◆ **Task instructions**
Scan the listing below for the word "顶板模板", then copy each line that has it.

•••

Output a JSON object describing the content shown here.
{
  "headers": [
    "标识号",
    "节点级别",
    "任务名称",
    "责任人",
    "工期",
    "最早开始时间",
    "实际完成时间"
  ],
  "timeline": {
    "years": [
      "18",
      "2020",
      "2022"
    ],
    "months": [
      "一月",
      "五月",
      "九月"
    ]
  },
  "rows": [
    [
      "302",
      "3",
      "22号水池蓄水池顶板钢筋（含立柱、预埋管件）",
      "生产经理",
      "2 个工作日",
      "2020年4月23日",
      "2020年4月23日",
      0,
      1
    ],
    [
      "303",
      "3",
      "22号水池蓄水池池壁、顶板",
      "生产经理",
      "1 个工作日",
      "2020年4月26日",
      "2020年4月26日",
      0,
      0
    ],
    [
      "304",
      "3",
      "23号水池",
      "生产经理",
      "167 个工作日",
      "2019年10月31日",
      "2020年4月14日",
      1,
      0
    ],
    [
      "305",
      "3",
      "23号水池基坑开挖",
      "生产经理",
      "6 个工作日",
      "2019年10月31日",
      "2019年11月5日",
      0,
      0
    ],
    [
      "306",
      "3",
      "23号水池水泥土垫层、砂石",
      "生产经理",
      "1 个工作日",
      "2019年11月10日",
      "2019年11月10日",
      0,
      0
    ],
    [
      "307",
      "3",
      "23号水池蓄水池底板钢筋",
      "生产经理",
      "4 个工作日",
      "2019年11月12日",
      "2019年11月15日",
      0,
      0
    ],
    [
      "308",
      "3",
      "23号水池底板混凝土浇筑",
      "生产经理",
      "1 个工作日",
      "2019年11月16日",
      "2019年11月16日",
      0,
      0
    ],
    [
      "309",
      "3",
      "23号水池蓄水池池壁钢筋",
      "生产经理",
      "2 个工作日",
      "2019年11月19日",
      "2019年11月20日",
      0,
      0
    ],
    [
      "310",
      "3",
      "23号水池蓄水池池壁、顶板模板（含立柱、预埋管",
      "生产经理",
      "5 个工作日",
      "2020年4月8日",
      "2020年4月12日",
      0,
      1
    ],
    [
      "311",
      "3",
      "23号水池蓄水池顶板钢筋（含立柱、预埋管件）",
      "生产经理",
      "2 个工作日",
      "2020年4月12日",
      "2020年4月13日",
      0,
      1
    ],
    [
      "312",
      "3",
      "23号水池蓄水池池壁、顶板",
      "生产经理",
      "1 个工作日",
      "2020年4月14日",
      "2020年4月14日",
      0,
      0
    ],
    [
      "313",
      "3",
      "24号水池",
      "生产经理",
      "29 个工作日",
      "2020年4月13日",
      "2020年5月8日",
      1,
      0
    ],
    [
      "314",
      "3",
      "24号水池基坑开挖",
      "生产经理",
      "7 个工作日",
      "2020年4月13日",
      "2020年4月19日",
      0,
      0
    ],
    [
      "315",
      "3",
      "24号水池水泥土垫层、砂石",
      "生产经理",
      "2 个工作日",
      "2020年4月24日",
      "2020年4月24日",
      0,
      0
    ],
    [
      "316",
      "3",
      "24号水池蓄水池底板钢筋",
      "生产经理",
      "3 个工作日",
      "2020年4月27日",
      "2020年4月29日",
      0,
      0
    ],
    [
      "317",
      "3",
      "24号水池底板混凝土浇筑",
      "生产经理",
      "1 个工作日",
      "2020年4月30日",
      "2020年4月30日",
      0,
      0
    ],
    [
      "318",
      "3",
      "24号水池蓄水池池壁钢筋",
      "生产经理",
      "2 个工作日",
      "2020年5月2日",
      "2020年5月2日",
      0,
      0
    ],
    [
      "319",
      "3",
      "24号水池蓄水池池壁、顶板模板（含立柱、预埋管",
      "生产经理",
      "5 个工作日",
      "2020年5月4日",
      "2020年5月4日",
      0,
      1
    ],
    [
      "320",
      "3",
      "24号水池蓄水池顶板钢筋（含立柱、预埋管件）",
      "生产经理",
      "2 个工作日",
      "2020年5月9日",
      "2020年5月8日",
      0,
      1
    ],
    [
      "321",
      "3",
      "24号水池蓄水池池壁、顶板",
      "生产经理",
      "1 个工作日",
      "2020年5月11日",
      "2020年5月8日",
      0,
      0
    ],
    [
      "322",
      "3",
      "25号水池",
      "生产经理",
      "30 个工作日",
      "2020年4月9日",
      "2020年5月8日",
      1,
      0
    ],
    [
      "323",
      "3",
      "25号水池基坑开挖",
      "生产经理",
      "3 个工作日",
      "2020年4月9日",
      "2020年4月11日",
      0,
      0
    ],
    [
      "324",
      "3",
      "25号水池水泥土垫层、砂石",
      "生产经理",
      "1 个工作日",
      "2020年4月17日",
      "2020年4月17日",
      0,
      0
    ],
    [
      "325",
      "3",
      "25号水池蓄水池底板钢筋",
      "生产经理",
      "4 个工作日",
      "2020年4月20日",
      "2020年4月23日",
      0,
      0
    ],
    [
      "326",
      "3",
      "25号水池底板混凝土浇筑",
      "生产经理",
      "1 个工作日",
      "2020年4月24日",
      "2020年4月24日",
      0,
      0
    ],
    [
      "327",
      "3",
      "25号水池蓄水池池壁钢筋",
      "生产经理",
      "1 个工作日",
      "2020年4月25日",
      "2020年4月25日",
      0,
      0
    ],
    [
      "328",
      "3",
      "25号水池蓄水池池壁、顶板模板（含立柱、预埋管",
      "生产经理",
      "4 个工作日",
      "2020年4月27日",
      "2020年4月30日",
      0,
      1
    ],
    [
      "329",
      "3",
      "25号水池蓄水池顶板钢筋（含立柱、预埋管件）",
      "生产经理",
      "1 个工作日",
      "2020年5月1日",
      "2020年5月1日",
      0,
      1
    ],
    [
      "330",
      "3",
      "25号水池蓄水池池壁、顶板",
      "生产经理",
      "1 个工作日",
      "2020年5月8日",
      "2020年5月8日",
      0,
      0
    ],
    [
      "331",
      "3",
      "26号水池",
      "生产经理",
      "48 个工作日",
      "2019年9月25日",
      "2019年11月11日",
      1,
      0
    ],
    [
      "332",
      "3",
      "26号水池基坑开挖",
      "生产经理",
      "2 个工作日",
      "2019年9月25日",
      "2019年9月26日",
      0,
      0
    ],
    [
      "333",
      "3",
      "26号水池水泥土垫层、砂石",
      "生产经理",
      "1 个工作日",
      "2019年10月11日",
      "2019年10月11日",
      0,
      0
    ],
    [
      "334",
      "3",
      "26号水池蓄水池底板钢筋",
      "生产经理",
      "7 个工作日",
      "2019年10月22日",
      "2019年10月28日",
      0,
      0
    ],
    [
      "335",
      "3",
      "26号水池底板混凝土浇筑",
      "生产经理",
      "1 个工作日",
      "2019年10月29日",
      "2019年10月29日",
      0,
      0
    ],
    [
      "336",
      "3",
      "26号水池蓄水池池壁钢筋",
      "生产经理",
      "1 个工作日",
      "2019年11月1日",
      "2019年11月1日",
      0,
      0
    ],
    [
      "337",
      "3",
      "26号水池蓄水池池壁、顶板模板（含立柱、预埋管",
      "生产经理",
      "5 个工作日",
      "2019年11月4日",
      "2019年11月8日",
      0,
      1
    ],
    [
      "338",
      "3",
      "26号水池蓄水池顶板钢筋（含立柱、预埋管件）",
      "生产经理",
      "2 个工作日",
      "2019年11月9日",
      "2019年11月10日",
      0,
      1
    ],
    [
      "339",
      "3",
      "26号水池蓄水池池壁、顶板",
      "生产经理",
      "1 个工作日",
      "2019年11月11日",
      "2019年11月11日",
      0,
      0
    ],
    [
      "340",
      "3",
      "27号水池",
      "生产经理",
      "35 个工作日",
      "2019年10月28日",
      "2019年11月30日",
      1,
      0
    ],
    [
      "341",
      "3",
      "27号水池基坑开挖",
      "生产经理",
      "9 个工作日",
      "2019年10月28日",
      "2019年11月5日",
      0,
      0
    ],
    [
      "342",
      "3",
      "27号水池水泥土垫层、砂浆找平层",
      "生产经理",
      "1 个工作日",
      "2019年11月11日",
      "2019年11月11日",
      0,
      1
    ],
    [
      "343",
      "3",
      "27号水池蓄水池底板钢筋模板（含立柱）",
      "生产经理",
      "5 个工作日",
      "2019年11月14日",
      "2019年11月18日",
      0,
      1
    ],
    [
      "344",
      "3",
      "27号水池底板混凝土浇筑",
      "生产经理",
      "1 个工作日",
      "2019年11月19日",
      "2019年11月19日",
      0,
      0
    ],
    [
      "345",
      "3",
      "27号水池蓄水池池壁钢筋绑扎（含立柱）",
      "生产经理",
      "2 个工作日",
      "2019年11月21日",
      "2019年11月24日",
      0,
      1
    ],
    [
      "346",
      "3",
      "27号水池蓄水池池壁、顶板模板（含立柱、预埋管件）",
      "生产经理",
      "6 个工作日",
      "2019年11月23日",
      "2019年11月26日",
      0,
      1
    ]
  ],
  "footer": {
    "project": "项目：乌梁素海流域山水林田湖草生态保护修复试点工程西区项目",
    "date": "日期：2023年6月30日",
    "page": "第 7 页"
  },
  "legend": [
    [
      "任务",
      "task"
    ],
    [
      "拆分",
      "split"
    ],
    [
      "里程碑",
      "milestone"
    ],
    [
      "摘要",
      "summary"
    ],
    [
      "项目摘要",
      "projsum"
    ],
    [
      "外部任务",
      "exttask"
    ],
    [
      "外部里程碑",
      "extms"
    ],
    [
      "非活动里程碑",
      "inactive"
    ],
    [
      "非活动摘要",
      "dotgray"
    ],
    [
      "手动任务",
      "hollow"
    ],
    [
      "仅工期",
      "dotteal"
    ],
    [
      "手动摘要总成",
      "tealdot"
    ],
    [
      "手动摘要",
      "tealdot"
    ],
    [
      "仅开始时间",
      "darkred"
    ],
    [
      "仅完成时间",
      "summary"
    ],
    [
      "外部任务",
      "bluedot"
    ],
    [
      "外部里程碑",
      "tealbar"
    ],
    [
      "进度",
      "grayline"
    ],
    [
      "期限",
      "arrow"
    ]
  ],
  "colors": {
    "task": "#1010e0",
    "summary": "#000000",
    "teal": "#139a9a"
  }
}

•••

◆ **Response area**
      "23号水池蓄水池池壁、顶板模板（含立柱、预埋管",
      "24号水池蓄水池池壁、顶板模板（含立柱、预埋管",
      "25号水池蓄水池池壁、顶板模板（含立柱、预埋管",
      "26号水池蓄水池池壁、顶板模板（含立柱、预埋管",
      "27号水池蓄水池池壁、顶板模板（含立柱、预埋管件）",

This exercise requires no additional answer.